Super PAC aims for Rep. Cravaack with ads
A new Democratic Super PAC has spent more than $43,000 on ads critical of Republican U.S. Rep. Chip Cravaack since late April, according to a Minnesota Independent search of federal disclosure filings.
The liberal House Majority PAC applied the funds to at least four different television and radio ad buys in Minnesota. The largest, and most recent expenditure paid for $20,900 in television ads in late June.
A late April radio ad paid for by the House Majority PAC attacked Cravaack for supporting proposals made by Republican U.S. Rep. Paul Ryan of Wisconsin.
“Cravaack voted for the Republican budget that protects big corporations and the wealthy instead of Minnesota families and seniors,” the ad stated. “Cravaack would increase the tax burden on the middle class and end Medicare as we know it.”
Although there haven’t yet been any 2011 independent expenditures in favor of the freshman congressman, nearly $95,000 was independently expended in 16 separate incidents in support of his 2010 candidacy, according to Federal Election Commission records.

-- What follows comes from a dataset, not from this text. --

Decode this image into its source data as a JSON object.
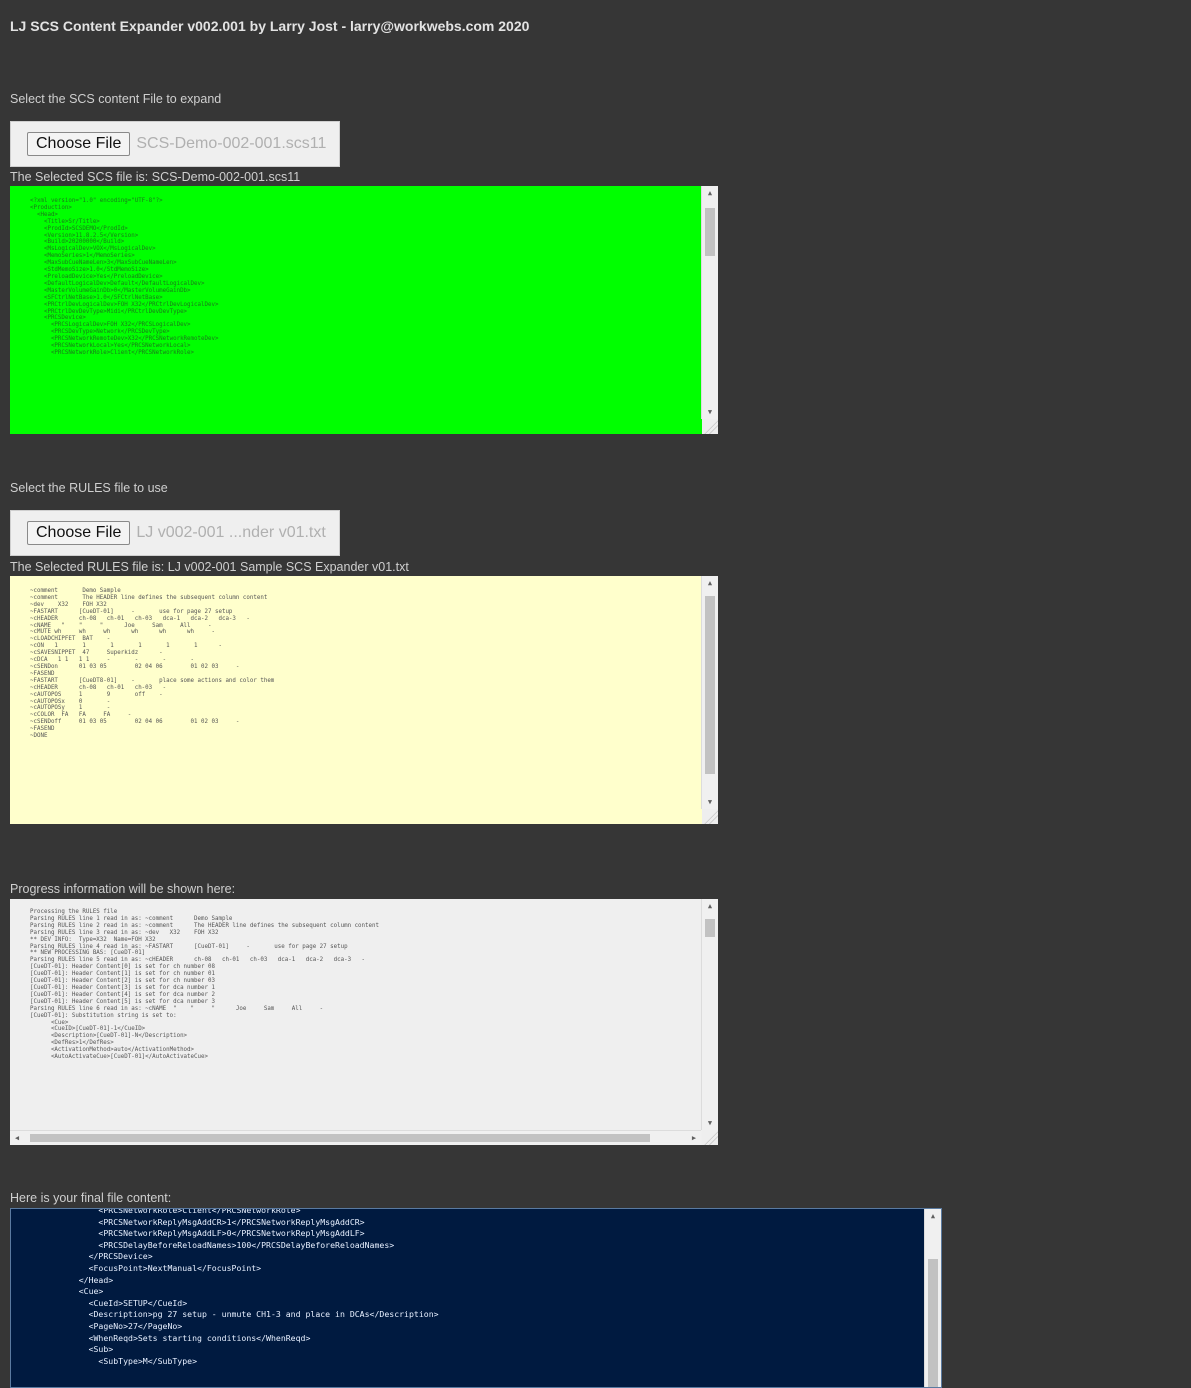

House Majority PAC formed this year and has already raised more $800,000 this election cycle, much of it from wealthy donors like hedge fund manager Donald Sussman or unions like AFSCME, the American Federation of State, County and Municipal Employees (who chipped in $200,000), according to FEC records. The group has already spend more than half a million dollars targeting Republicans running for House seats across the country.
Open government advocates have criticized independent expenditure groups, which can now raise unlimited amounts of corporate and union money following last year’s Citizens United decision by the Supreme Court. Super PACs can not give directly to candidates or coordinate with campaigns.
Former Wisconsin Sen. Russ Feingold told Huffington Post at last month’s Netroots Nation conference that the Democratic Party was in danger of losing its “soul” if it relied on Super PACs — although the House Majority PAC hasn’t yet accepted any direct corporate donations.
Republican Super PACs like American Crossroads outspent Democrats in the 2010 election by more than $40 million, according to an analysis by the Sunlight Foundation. House Majority is one of a few Democratic Super PACs hoping to balance out that spending.
Comedian Stephen Colbert, who was recently granted approval to create his own Super PAC, told Politico that the Citizens United decision was right: “There should be unlimited corporate money, and I want some of it. I don’t want to be the one chump who doesn’t have any.”